▸ **Problem details**
Retype, without alteration, each line from the line containing "Transcribe this image's" to the final line of the records.

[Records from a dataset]
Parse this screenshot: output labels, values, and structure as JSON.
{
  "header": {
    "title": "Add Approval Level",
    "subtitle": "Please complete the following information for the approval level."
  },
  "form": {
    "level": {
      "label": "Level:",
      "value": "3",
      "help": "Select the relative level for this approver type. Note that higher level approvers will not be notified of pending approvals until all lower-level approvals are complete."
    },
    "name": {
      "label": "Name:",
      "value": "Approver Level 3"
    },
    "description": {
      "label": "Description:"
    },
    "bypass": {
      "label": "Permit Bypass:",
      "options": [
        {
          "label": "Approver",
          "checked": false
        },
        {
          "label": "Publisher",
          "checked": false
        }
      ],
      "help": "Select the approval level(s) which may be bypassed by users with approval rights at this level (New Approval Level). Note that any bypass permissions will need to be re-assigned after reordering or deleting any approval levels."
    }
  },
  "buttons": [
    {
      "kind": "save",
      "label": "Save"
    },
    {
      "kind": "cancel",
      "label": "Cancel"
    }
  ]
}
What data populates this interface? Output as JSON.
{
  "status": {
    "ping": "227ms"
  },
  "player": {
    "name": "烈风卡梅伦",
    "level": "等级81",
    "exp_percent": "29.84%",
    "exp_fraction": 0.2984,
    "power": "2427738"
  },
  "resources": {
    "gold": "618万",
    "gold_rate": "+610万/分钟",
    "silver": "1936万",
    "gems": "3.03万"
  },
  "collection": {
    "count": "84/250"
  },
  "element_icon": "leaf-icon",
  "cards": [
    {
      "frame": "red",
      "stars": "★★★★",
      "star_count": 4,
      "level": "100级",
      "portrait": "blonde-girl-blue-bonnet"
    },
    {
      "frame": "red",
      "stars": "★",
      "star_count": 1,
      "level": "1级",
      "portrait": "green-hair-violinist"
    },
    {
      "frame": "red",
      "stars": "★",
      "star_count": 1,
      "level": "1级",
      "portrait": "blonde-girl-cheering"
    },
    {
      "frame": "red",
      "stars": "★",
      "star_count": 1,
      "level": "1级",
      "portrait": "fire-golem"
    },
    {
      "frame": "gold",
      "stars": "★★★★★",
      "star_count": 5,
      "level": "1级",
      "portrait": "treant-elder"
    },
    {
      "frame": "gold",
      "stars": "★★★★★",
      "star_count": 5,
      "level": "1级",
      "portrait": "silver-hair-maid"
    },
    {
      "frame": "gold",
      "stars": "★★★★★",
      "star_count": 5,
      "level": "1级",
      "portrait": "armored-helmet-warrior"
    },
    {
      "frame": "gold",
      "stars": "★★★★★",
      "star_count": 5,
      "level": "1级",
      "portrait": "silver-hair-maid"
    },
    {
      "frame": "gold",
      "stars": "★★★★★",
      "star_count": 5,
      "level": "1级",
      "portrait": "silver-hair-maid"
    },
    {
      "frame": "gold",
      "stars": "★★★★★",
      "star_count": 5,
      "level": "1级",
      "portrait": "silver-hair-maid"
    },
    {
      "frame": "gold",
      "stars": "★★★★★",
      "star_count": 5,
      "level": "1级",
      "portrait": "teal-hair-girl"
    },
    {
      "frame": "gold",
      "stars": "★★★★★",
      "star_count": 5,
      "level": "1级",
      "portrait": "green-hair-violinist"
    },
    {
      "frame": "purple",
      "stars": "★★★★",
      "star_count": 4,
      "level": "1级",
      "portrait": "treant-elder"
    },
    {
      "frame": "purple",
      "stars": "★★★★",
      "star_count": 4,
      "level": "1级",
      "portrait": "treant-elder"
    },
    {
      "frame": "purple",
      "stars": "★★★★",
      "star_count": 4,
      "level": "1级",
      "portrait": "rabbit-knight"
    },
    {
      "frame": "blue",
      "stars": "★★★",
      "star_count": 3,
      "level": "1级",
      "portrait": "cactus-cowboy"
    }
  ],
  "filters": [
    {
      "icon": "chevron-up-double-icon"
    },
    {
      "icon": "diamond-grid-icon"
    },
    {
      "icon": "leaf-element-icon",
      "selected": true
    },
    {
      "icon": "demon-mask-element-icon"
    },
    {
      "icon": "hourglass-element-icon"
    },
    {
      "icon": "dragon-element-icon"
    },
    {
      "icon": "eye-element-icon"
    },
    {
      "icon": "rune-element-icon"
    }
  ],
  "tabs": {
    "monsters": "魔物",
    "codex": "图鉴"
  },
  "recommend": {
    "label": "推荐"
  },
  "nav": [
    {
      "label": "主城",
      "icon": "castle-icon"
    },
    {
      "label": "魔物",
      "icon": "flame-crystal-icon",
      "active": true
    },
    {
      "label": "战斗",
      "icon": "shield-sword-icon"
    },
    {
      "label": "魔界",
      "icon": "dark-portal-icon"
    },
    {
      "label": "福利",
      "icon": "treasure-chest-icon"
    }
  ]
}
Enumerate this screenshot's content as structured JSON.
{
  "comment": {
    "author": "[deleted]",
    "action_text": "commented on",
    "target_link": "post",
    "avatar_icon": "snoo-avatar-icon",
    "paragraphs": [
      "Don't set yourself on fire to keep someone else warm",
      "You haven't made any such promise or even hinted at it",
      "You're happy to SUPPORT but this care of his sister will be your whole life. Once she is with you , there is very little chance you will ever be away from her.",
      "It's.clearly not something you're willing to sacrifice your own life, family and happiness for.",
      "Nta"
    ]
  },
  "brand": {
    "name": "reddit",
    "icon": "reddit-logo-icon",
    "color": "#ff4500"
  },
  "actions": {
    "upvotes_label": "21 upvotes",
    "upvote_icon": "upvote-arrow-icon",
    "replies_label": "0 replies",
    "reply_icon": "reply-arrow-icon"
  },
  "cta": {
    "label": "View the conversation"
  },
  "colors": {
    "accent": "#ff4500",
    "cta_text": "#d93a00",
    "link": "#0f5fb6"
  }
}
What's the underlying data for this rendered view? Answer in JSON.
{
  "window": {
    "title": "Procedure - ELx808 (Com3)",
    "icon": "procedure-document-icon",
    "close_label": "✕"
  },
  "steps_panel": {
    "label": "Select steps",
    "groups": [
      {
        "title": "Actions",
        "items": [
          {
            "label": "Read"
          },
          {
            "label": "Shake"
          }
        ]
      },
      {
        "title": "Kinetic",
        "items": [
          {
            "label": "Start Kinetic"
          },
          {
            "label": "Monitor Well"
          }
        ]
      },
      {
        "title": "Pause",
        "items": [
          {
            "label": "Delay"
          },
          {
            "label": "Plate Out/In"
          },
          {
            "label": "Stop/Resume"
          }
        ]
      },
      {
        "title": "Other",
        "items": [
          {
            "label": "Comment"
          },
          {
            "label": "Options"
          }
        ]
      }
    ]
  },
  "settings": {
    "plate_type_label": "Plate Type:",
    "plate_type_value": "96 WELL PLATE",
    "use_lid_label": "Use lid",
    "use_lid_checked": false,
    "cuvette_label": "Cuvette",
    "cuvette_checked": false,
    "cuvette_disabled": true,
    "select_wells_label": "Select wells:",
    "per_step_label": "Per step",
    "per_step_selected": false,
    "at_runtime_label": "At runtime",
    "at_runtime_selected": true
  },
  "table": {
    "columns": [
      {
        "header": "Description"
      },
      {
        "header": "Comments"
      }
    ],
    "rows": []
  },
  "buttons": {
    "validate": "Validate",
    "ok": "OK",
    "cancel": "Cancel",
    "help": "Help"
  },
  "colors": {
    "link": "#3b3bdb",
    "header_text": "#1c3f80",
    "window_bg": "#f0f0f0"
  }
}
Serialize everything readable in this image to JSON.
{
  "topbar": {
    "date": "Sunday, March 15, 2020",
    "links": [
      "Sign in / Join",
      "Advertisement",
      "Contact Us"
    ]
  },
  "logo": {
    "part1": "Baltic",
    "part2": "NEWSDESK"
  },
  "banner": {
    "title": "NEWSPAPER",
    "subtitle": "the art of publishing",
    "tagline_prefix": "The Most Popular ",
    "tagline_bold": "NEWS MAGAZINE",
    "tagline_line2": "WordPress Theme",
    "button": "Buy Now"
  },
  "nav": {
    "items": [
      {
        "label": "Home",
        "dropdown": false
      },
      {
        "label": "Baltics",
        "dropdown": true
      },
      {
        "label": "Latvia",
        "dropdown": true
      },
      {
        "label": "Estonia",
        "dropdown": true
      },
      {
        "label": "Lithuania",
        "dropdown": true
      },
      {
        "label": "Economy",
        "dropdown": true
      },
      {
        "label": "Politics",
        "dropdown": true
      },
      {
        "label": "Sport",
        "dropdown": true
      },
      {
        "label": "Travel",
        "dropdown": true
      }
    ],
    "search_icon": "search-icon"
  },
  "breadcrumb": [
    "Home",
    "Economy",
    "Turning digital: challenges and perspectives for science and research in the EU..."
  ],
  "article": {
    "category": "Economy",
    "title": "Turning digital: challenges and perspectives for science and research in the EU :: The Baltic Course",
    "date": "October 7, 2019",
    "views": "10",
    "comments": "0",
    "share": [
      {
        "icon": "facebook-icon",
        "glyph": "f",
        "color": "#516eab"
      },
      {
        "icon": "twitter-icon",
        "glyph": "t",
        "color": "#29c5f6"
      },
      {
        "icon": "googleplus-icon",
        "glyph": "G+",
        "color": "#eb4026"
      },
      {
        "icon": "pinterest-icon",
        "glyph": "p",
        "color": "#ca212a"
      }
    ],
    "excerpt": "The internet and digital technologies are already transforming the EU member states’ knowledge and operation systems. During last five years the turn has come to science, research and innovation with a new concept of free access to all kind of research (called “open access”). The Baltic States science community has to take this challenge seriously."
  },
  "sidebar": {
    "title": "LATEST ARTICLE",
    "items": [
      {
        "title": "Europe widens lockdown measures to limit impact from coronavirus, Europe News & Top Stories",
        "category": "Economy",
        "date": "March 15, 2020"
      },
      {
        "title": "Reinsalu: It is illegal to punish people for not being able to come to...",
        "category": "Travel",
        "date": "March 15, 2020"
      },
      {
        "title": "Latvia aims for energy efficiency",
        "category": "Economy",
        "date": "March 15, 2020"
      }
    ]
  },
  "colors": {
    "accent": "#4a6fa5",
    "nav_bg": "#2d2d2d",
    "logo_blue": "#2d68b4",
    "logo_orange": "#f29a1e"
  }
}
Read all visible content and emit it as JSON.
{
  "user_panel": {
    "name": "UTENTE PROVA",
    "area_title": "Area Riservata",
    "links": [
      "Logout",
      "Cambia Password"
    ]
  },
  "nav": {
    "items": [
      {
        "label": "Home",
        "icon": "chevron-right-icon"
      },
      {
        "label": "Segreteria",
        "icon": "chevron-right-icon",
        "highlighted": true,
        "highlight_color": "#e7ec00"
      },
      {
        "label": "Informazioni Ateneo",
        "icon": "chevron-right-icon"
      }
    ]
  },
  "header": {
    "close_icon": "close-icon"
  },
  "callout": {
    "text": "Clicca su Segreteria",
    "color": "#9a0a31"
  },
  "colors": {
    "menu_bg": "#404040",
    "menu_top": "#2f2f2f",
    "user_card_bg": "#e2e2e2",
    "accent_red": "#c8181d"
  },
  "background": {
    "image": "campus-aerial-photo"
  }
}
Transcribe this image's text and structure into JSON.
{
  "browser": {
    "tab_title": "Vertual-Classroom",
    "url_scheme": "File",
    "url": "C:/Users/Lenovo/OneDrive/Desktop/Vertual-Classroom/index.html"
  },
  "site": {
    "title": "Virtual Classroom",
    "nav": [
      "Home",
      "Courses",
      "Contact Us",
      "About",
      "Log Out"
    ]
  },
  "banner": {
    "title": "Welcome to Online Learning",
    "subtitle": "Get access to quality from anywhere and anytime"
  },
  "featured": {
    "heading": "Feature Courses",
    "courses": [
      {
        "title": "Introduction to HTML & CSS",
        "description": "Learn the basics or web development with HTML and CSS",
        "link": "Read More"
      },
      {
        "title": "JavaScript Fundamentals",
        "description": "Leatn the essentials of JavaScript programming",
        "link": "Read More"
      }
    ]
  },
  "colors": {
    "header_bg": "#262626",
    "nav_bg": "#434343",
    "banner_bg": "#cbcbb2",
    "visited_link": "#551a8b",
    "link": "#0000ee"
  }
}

▸ **Written answer**
Transcribe this image's text and structure into JSON.
{
  "browser": {
    "tab_title": "Vertual-Classroom",
    "url_scheme": "File",
    "url": "C:/Users/Lenovo/OneDrive/Desktop/Vertual-Classroom/index.html"
  },
  "site": {
    "title": "Virtual Classroom",
    "nav": [
      "Home",
      "Courses",
      "Contact Us",
      "About",
      "Log Out"
    ]
  },
  "banner": {
    "title": "Welcome to Online Learning",
    "subtitle": "Get access to quality from anywhere and anytime"
  },
  "featured": {
    "heading": "Feature Courses",
    "courses": [
      {
        "title": "Introduction to HTML & CSS",
        "description": "Learn the basics or web development with HTML and CSS",
        "link": "Read More"
      },
      {
        "title": "JavaScript Fundamentals",
        "description": "Leatn the essentials of JavaScript programming",
        "link": "Read More"
      }
    ]
  },
  "colors": {
    "header_bg": "#262626",
    "nav_bg": "#434343",
    "banner_bg": "#cbcbb2",
    "visited_link": "#551a8b",
    "link": "#0000ee"
  }
}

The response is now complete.